The New Year resolutions are still coming in thick and fast. But for the UK folks, research records reveal that by mid-February, more than half the resolutions will have been forgiven and forgotten.
I am giving the whole resolution thing a pass this year. It shouldn’t mean I am not taking advantage of a fresh year’s start to put emphasis on a few things here and there.
Among the big ones is keeping on top of my fitness. Funnily, getting fit is also amongst the top three resolutions made by Londoners at the start of every year.
Everyone wants to shed off the weight from all the excesses of the festive feasting and drinking.

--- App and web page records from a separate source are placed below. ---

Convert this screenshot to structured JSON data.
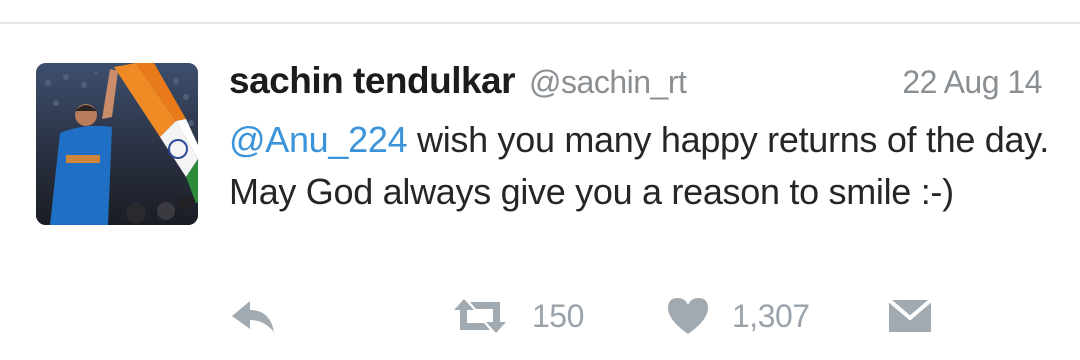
{
  "tweet": {
    "display_name": "sachin tendulkar",
    "username": "@sachin_rt",
    "timestamp": "22 Aug 14",
    "mention": "@Anu_224",
    "text": " wish you many happy returns of the day. May God always give you a reason to smile :-)"
  },
  "actions": {
    "reply_icon": "reply-arrow-icon",
    "retweet_icon": "retweet-icon",
    "retweet_count": "150",
    "like_icon": "heart-icon",
    "like_count": "1,307",
    "message_icon": "envelope-icon"
  },
  "colors": {
    "mention": "#3b94d9",
    "meta_gray": "#8a8f94",
    "action_gray": "#9aa3ab",
    "text": "#262626"
  }
}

This gets London gyms parked immediately after the New Year holiday. Afterwards, the numbers start dwindling. The problem is many folks assume the kilos simply fall off at the mention of the word “gym”.
I have always been keen on my fitness, but not to the level of setting goals and keeping track of my work progress. The occasional game of basketball, a quick ride on the tricycles and the occasional weight training have always been the case. But for this year, I am going to turn it up a notch and see how fit I get.
After all, having hit my 30s, it is high time keeping fit and healthy featured prominently on my priority list. I know you always complain of never getting time to keep on top of your fitness. Let’s try harder this time round, my friend.
It’s a known fact that when folks hit their 30s, their health starts to suffer most because we are busy worrying about work, the children and our ageing parents.
It’s the start of the inactivity that leads to pot bellies, more drink and pure simple laziness. That is a route I choose not to take. The groundwork starts this year.
The other thing I am quite keen on this year is delving into African fine art with the possibility of turning my interest into business back here. The last time I was in Kampala, I met up with a few fine art friends whose works could do well hanging on many a bare wall of kyeyo folks here.
You could call it ‘bringing a piece of home to our kyeyo life’. Not every nkuba kyeyo has the luxury and opportunity to travel back and forth to visit home. Many are stuck here until that one plane safari ticket home for good.
In case you are wondering where such a weird idea is coming from, many times in my kyeyo life, I have come across lovely but inexpensive stuff which I have bought and sent home with the idea of making a small profit.
But facing off the British pound sterling against the Uganda shilling is an uphill task. With this art idea, the not-so-strong Uganda shilling is working in my favour. Call it exploring entrepreneurial aspirations.
And, of course, the continued focus on family goes unabated. This includes finishing those homeworks in time, keeping up with the Sunday school schedule and discovering more of London as a family. This, my friend, is a plan not a New Year resolution.
Happy New Year to you and family!